Directions:
Every line below that holds the word "content" must be listed.

○ ○ ○ ○

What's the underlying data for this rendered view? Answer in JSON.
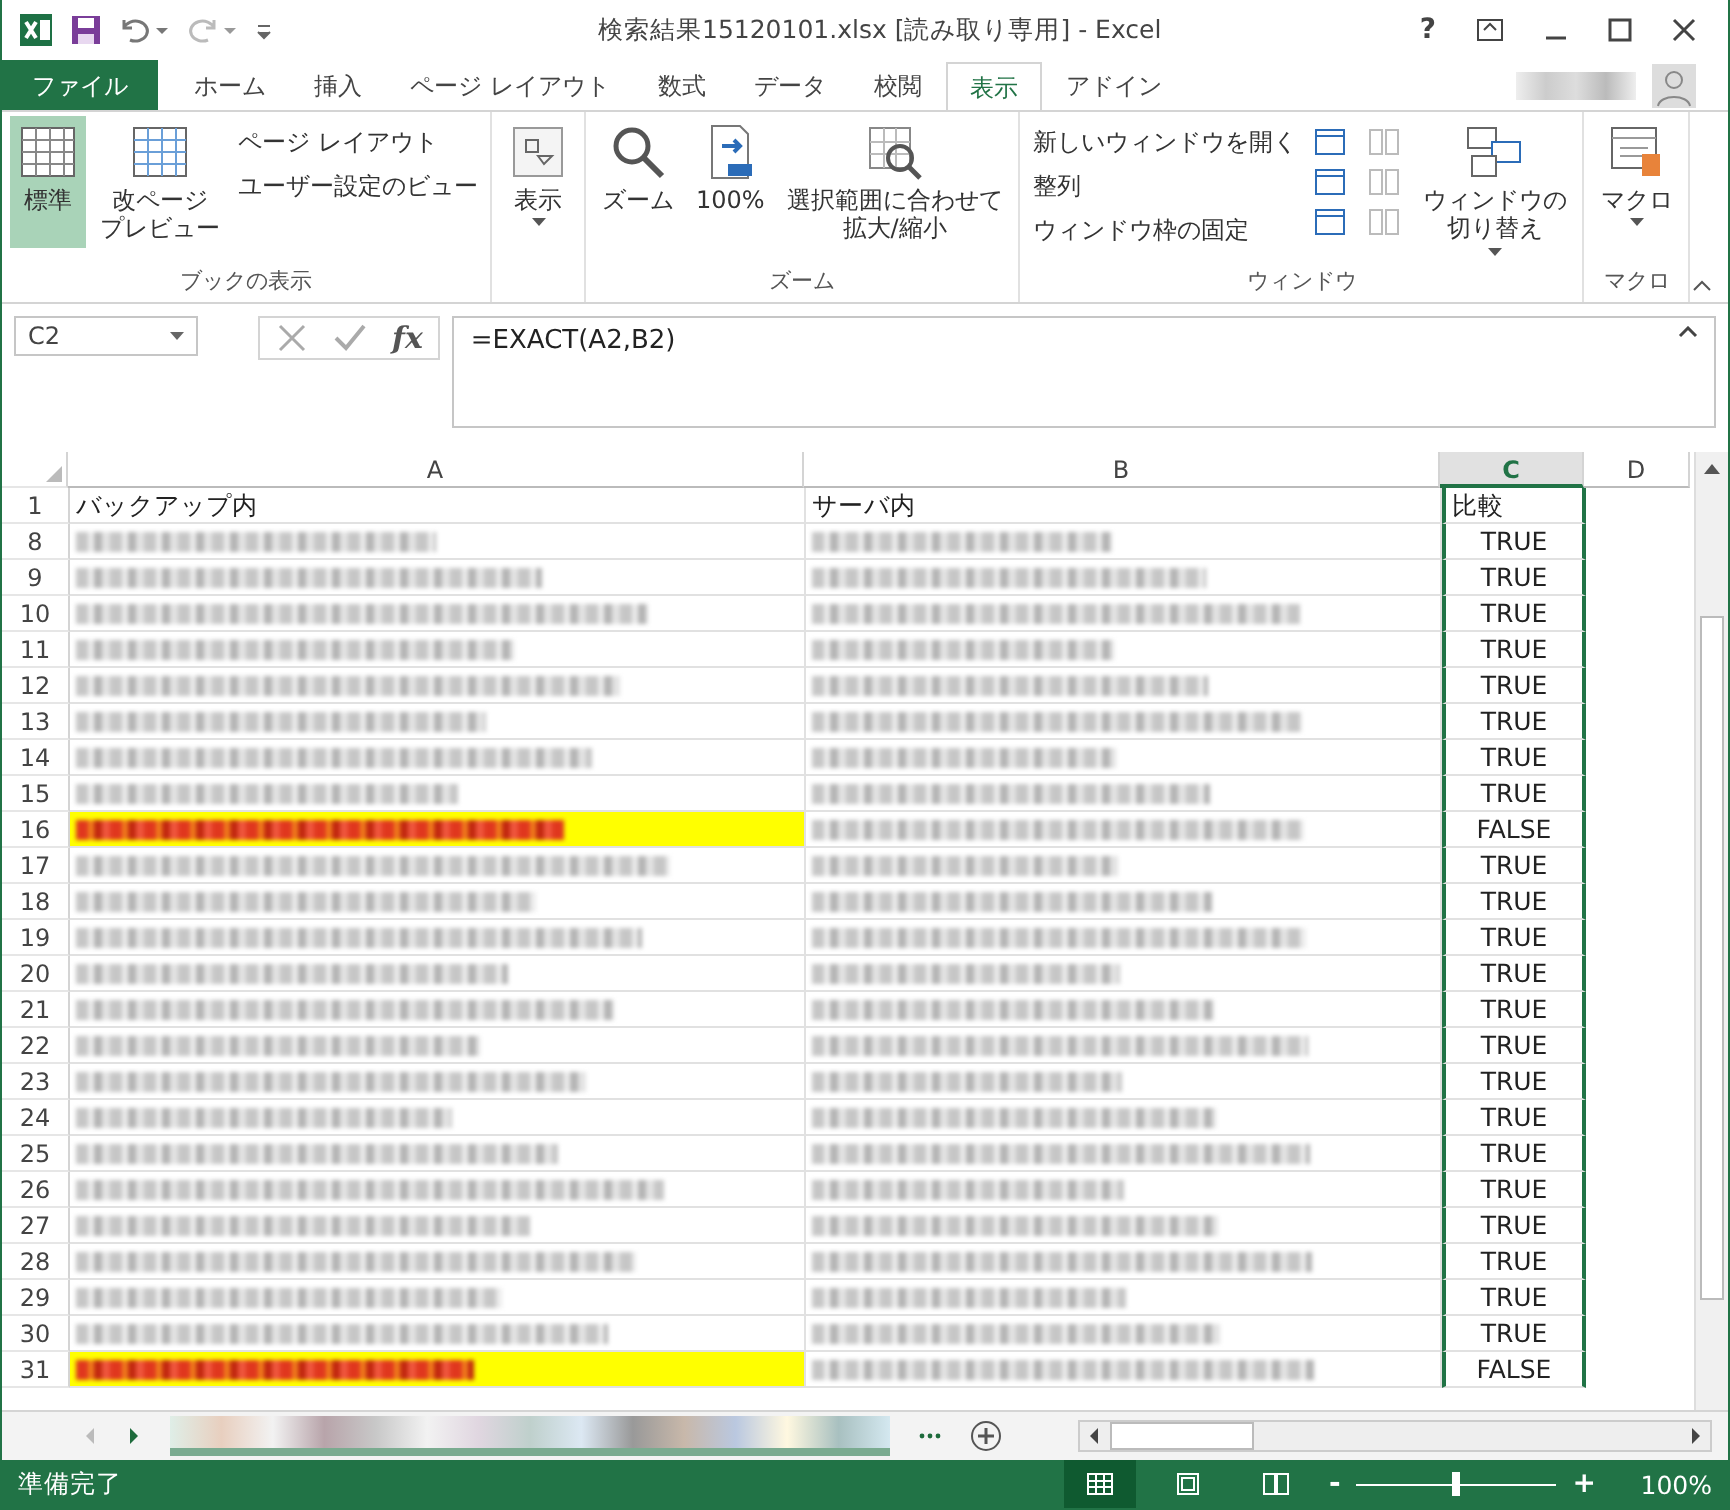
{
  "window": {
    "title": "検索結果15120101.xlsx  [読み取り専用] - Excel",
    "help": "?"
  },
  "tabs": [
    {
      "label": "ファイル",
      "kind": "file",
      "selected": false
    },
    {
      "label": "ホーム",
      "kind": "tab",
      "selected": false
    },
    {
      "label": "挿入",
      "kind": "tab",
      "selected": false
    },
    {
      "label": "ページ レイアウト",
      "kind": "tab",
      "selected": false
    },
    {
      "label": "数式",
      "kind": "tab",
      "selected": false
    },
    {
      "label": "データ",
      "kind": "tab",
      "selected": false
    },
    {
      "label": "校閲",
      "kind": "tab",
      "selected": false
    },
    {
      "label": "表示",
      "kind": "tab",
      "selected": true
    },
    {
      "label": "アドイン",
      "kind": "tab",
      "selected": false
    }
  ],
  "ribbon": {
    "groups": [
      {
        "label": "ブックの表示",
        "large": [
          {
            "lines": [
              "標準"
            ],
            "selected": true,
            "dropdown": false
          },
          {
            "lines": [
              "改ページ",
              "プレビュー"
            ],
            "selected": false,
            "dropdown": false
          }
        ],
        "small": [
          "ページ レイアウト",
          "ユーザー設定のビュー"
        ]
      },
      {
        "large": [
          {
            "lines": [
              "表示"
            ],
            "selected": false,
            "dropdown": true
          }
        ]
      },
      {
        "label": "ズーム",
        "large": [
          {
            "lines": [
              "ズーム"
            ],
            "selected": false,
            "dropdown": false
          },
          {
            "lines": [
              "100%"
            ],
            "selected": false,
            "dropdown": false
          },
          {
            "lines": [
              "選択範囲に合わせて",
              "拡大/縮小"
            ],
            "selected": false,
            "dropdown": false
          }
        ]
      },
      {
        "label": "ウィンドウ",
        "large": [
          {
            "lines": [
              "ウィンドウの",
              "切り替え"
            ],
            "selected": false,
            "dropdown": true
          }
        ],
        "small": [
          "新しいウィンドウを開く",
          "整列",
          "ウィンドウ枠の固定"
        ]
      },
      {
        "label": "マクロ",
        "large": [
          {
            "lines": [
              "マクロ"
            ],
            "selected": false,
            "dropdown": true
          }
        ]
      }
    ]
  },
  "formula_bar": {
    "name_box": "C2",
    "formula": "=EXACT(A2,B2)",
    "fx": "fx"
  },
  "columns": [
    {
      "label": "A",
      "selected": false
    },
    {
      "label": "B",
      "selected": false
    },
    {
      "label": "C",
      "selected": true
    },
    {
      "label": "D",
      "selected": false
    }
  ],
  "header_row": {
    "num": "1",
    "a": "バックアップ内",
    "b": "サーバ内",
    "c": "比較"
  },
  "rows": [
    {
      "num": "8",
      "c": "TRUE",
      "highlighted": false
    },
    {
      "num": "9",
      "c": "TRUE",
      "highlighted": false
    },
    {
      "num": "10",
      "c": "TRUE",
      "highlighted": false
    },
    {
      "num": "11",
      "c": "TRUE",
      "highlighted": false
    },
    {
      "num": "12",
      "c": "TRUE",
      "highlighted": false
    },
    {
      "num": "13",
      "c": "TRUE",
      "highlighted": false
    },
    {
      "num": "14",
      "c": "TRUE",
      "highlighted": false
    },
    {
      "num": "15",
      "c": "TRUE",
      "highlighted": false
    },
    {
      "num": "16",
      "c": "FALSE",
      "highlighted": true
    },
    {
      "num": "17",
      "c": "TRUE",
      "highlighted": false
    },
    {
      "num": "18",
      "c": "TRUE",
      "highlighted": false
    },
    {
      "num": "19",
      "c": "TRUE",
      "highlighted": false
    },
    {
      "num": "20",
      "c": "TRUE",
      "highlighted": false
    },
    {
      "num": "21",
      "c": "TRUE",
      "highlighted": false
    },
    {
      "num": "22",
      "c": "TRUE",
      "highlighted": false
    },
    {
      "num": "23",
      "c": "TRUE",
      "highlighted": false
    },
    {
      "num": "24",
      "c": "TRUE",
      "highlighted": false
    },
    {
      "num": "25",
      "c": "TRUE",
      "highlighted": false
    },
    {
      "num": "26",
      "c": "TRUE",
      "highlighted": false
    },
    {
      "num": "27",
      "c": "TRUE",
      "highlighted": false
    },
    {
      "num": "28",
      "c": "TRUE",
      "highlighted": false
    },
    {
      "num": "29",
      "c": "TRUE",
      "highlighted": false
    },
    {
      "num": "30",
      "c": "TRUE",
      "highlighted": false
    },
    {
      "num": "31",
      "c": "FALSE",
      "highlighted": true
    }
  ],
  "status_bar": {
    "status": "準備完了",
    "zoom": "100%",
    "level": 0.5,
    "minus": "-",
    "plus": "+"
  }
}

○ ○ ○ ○

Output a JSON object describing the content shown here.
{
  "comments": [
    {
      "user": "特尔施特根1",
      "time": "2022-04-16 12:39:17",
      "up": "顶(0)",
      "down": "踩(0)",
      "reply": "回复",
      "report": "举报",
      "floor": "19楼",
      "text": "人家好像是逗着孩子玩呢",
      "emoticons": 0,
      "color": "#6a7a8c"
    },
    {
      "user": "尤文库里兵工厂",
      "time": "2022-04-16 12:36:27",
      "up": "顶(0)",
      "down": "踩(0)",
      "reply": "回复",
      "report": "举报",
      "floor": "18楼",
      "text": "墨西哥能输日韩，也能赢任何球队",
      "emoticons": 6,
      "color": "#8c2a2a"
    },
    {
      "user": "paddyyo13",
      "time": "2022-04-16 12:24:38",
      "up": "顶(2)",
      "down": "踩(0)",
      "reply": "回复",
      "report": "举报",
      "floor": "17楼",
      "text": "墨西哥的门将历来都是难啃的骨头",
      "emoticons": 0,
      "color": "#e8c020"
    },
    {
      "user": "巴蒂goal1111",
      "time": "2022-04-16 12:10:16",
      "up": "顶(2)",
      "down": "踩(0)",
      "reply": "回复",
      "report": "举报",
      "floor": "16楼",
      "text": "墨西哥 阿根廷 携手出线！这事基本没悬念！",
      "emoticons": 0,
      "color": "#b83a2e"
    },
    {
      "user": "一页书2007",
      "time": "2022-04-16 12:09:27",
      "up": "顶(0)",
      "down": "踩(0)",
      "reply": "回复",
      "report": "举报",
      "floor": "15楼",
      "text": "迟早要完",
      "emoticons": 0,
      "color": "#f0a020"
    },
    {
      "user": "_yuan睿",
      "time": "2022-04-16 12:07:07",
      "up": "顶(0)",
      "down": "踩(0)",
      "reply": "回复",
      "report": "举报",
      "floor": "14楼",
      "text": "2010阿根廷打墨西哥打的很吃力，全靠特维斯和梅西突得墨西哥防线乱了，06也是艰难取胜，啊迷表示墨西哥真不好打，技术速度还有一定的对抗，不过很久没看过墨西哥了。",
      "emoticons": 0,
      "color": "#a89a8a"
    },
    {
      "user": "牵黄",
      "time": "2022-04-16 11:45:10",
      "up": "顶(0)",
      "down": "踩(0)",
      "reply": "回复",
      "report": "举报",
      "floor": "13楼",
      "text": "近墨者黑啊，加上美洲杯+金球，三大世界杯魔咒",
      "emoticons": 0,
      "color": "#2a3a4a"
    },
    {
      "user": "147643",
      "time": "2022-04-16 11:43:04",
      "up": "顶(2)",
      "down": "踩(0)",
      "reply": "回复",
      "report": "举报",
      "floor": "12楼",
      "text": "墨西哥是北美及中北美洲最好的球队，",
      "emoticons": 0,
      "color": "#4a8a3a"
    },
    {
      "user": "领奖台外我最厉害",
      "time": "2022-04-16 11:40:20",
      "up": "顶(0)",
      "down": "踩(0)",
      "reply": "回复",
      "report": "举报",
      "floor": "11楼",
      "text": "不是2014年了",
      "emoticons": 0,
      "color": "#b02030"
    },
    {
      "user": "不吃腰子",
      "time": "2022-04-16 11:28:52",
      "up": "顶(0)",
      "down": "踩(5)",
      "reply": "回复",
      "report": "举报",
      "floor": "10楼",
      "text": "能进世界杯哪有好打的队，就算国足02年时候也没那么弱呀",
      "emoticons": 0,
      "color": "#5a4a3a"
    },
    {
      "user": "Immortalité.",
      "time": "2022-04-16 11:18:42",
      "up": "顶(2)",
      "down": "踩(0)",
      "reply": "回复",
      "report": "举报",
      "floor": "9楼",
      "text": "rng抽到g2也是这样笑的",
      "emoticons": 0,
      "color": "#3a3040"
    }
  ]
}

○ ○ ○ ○

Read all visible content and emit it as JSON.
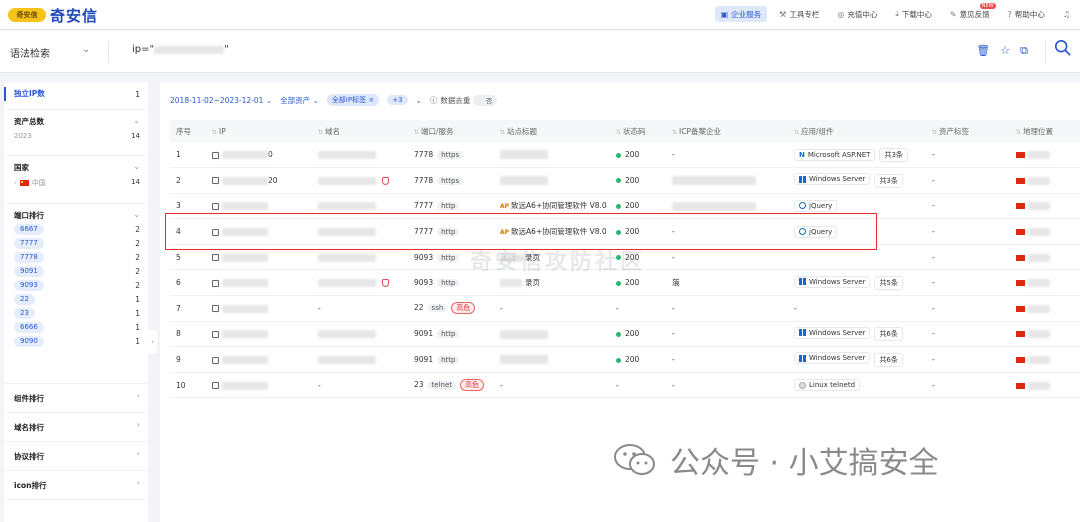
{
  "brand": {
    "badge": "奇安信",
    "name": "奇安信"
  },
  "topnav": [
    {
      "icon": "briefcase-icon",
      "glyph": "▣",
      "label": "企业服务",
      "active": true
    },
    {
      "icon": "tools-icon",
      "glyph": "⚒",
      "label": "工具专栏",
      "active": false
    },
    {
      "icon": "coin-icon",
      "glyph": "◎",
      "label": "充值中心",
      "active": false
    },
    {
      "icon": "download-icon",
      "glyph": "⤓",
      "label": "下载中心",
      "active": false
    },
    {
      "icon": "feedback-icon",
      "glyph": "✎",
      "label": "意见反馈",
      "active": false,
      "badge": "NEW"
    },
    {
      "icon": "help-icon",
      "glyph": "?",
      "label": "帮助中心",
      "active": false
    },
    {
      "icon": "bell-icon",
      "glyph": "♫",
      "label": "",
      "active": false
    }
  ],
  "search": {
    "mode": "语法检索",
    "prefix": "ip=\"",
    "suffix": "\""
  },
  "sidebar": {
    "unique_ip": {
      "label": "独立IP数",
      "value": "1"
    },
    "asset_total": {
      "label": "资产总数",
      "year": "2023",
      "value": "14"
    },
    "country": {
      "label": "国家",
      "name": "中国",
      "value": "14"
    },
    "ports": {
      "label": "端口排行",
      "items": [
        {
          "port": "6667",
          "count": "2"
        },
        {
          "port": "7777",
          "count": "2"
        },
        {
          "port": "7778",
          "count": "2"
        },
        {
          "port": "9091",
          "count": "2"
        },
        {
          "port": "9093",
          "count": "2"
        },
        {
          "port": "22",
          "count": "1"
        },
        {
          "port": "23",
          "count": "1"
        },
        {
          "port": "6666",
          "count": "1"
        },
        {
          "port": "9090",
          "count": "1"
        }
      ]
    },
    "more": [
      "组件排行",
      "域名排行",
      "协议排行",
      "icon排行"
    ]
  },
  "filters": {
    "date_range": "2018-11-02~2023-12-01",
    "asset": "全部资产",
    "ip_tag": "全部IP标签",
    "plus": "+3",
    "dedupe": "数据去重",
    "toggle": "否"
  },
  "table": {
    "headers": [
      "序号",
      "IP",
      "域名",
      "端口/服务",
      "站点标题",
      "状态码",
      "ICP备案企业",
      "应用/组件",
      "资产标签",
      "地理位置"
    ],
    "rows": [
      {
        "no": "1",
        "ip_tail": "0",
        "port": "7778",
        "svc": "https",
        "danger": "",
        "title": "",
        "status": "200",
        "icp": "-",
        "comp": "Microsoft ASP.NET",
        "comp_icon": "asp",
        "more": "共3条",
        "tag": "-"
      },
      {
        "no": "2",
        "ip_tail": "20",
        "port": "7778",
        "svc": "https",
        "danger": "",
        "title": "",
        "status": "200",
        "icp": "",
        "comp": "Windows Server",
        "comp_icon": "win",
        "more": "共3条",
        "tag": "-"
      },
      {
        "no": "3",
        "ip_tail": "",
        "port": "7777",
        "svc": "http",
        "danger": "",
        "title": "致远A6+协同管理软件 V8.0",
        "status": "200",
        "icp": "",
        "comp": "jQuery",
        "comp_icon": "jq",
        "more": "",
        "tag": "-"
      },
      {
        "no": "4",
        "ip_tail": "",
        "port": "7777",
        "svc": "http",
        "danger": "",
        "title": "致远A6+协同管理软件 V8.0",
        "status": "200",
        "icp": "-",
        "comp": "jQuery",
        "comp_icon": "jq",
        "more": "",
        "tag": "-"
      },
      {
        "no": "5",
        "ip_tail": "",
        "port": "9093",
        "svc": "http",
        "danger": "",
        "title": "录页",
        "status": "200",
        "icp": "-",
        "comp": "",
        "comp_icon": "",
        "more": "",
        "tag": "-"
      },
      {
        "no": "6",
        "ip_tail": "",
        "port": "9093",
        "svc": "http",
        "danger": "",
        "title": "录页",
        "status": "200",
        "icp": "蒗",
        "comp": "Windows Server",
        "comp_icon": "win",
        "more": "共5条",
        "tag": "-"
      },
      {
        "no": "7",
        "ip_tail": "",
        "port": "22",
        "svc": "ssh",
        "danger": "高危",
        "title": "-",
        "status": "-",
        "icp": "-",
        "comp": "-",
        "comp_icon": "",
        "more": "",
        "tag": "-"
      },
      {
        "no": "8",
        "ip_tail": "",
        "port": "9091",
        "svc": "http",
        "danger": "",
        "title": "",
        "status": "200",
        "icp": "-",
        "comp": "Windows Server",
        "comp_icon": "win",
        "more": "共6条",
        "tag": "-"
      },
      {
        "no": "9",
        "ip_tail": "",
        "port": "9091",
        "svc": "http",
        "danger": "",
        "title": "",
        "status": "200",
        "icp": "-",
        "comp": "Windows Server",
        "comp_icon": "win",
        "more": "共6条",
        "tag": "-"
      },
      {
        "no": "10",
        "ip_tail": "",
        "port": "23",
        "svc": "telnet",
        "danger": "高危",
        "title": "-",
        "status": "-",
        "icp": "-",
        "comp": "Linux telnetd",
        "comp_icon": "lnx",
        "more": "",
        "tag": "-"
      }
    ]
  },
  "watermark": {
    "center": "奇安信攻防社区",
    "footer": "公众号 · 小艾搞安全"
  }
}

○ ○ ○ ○

Written answer:
Output a JSON object describing the content shown here.
Read all visible content and emit it as JSON.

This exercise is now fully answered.